DATA EXTRACT: Begin

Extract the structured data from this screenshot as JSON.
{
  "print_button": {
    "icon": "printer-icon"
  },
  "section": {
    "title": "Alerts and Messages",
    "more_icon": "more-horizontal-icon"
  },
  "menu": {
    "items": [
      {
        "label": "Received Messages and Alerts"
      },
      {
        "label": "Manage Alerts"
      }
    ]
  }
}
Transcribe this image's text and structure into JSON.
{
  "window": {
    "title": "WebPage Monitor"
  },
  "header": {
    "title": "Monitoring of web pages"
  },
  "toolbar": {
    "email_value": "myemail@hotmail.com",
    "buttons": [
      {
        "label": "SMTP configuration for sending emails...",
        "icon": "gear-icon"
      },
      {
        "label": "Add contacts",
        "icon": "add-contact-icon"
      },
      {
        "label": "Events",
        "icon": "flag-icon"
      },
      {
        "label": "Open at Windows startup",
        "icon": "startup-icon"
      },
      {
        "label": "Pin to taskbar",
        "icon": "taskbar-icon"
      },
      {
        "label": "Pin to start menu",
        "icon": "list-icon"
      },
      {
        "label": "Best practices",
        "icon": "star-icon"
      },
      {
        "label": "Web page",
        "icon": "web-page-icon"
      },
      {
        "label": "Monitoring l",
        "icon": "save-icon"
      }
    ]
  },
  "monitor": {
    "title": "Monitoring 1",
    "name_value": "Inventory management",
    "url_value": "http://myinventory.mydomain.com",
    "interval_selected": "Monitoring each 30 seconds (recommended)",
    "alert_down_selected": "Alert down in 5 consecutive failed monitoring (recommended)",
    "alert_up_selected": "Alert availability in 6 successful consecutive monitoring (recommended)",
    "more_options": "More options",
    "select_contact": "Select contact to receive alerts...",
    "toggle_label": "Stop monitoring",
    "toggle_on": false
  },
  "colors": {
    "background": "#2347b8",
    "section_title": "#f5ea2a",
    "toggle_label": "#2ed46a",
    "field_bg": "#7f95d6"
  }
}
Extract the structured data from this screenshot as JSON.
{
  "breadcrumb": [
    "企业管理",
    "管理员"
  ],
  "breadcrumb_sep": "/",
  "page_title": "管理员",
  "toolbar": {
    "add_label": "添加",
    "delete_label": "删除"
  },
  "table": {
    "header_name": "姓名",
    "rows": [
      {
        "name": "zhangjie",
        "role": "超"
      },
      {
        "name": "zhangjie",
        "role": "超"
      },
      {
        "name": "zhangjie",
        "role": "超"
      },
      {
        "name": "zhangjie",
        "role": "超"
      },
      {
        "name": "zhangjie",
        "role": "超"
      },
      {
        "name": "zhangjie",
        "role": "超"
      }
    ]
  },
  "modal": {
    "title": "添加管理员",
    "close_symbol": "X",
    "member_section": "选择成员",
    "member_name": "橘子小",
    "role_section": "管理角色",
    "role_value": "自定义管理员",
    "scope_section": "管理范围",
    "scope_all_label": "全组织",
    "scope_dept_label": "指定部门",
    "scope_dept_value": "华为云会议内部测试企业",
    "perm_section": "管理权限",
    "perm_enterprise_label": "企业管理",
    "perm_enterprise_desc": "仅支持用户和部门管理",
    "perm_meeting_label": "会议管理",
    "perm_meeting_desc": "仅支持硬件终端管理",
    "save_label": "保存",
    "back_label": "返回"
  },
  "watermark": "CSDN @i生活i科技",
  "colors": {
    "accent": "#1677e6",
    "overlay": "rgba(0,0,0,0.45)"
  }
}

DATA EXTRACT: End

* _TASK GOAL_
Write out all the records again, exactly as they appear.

* _EXERCISE ANSWER_
Extract the structured data from this screenshot as JSON.
{
  "print_button": {
    "icon": "printer-icon"
  },
  "section": {
    "title": "Alerts and Messages",
    "more_icon": "more-horizontal-icon"
  },
  "menu": {
    "items": [
      {
        "label": "Received Messages and Alerts"
      },
      {
        "label": "Manage Alerts"
      }
    ]
  }
}
Transcribe this image's text and structure into JSON.
{
  "window": {
    "title": "WebPage Monitor"
  },
  "header": {
    "title": "Monitoring of web pages"
  },
  "toolbar": {
    "email_value": "myemail@hotmail.com",
    "buttons": [
      {
        "label": "SMTP configuration for sending emails...",
        "icon": "gear-icon"
      },
      {
        "label": "Add contacts",
        "icon": "add-contact-icon"
      },
      {
        "label": "Events",
        "icon": "flag-icon"
      },
      {
        "label": "Open at Windows startup",
        "icon": "startup-icon"
      },
      {
        "label": "Pin to taskbar",
        "icon": "taskbar-icon"
      },
      {
        "label": "Pin to start menu",
        "icon": "list-icon"
      },
      {
        "label": "Best practices",
        "icon": "star-icon"
      },
      {
        "label": "Web page",
        "icon": "web-page-icon"
      },
      {
        "label": "Monitoring l",
        "icon": "save-icon"
      }
    ]
  },
  "monitor": {
    "title": "Monitoring 1",
    "name_value": "Inventory management",
    "url_value": "http://myinventory.mydomain.com",
    "interval_selected": "Monitoring each 30 seconds (recommended)",
    "alert_down_selected": "Alert down in 5 consecutive failed monitoring (recommended)",
    "alert_up_selected": "Alert availability in 6 successful consecutive monitoring (recommended)",
    "more_options": "More options",
    "select_contact": "Select contact to receive alerts...",
    "toggle_label": "Stop monitoring",
    "toggle_on": false
  },
  "colors": {
    "background": "#2347b8",
    "section_title": "#f5ea2a",
    "toggle_label": "#2ed46a",
    "field_bg": "#7f95d6"
  }
}
Extract the structured data from this screenshot as JSON.
{
  "breadcrumb": [
    "企业管理",
    "管理员"
  ],
  "breadcrumb_sep": "/",
  "page_title": "管理员",
  "toolbar": {
    "add_label": "添加",
    "delete_label": "删除"
  },
  "table": {
    "header_name": "姓名",
    "rows": [
      {
        "name": "zhangjie",
        "role": "超"
      },
      {
        "name": "zhangjie",
        "role": "超"
      },
      {
        "name": "zhangjie",
        "role": "超"
      },
      {
        "name": "zhangjie",
        "role": "超"
      },
      {
        "name": "zhangjie",
        "role": "超"
      },
      {
        "name": "zhangjie",
        "role": "超"
      }
    ]
  },
  "modal": {
    "title": "添加管理员",
    "close_symbol": "X",
    "member_section": "选择成员",
    "member_name": "橘子小",
    "role_section": "管理角色",
    "role_value": "自定义管理员",
    "scope_section": "管理范围",
    "scope_all_label": "全组织",
    "scope_dept_label": "指定部门",
    "scope_dept_value": "华为云会议内部测试企业",
    "perm_section": "管理权限",
    "perm_enterprise_label": "企业管理",
    "perm_enterprise_desc": "仅支持用户和部门管理",
    "perm_meeting_label": "会议管理",
    "perm_meeting_desc": "仅支持硬件终端管理",
    "save_label": "保存",
    "back_label": "返回"
  },
  "watermark": "CSDN @i生活i科技",
  "colors": {
    "accent": "#1677e6",
    "overlay": "rgba(0,0,0,0.45)"
  }
}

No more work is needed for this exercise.